A day later, Milner’s assistant summoned Loeb to Milner’s home in Palo Alto. They met there this past Saturday to talk about ‘Oumuamua, a Hawaiian word for “messenger.” Loeb ran through the space rock’s peculiarities, particularly its elongated shape, which looks like a cigar or needle—an odd shape for a common space rock.

For Milner, the object was becoming too intriguing to ignore. So he’s decided to take a closer look."

 

NASA’s plan to save Earth from a giant asteroid

"Between 1988 and 2017, NASA recorded over 700 fireballs created by foreign objects entering our atmosphere. While the odds of a direct hit are extremely low, the sheer number of occurrences is enough to make us wonder: could another strike occur? If so, how dangerous would it be? After all, dinosaur extinction was likely caused by a major asteroid colliding with Earth near present-day Chicxulub, Mexico.

Hoping to avoid a similar fate for humanity, NASA scientists are currently developing techniques to detect and prepare for a significant asteroid collision. As part of their efforts, they have developed three different plans for how humans could deflect an asteroid and steer it away from impacting Earth."

 

Let's check in with our new masters, shall we?
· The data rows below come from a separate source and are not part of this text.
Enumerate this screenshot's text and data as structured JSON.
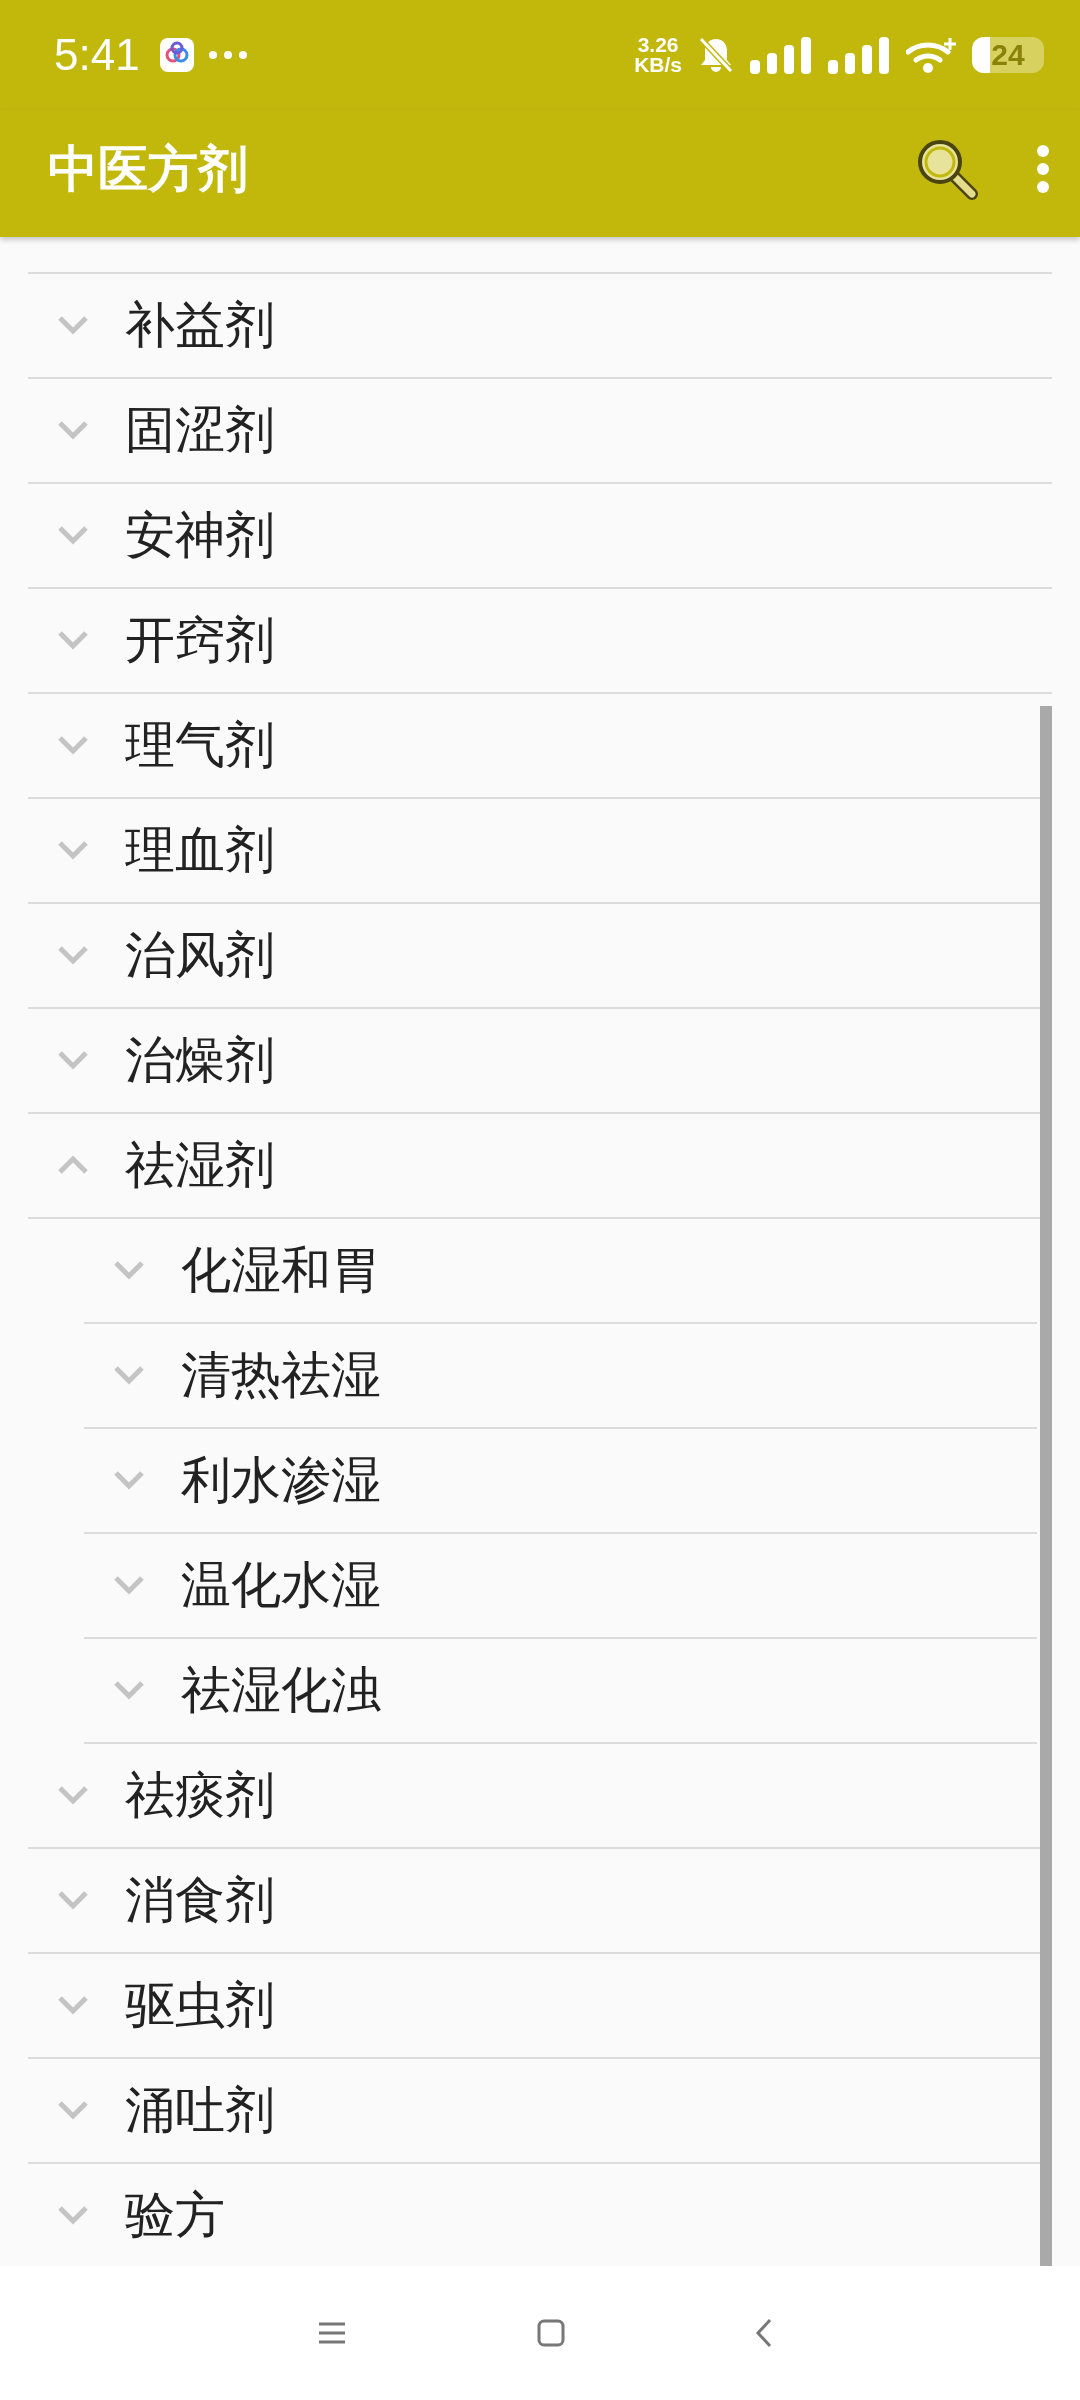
{
  "status_bar": {
    "time": "5:41",
    "network_speed": "3.26",
    "network_unit": "KB/s",
    "battery": "24"
  },
  "toolbar": {
    "title": "中医方剂"
  },
  "tree": [
    {
      "label": "补益剂",
      "expanded": false
    },
    {
      "label": "固涩剂",
      "expanded": false
    },
    {
      "label": "安神剂",
      "expanded": false
    },
    {
      "label": "开窍剂",
      "expanded": false
    },
    {
      "label": "理气剂",
      "expanded": false
    },
    {
      "label": "理血剂",
      "expanded": false
    },
    {
      "label": "治风剂",
      "expanded": false
    },
    {
      "label": "治燥剂",
      "expanded": false
    },
    {
      "label": "祛湿剂",
      "expanded": true,
      "children": [
        {
          "label": "化湿和胃",
          "expanded": false
        },
        {
          "label": "清热祛湿",
          "expanded": false
        },
        {
          "label": "利水渗湿",
          "expanded": false
        },
        {
          "label": "温化水湿",
          "expanded": false
        },
        {
          "label": "祛湿化浊",
          "expanded": false
        }
      ]
    },
    {
      "label": "祛痰剂",
      "expanded": false
    },
    {
      "label": "消食剂",
      "expanded": false
    },
    {
      "label": "驱虫剂",
      "expanded": false
    },
    {
      "label": "涌吐剂",
      "expanded": false
    },
    {
      "label": "验方",
      "expanded": false
    }
  ]
}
New robots can see into their future

"University of California, Berkeley, researchers have developed a robotic learning technology that enables robots to imagine the future of their actions so they can figure out how to manipulate objects they have never encountered before. In the future, this technology could help self-driving cars anticipate future events on the road and produce more intelligent robotic assistants in homes, but the initial prototype focuses on learning simple manual skills entirely from autonomous play."

+ GOOD START. GOOD. START.

+ More on robots and AI, here:

Inside Baidu's bid to lead the AI revolution

Alpha Zero’s “Alien” Chess Shows the Power, and the Peculiarity, of AI

Robots are fueling the quiet ascendance of the electric motor

 

This feels like a rational question to ask

"Is there a limit to (human) scientific understanding?

There are two reasons why this might (be the case).

The optimistic one is that we clean up and codify certain areas (such as atomic physics) to the point that there’s no more to say.

A second, more worrying possibility is that we’ll reach the limits of what our brains can grasp. There might be concepts, crucial to a full understanding of physical reality, that we aren’t aware of, any more than a monkey comprehends Darwinism or meteorology. Some insights might have to await a post-human intelligence."

 

The Leftovers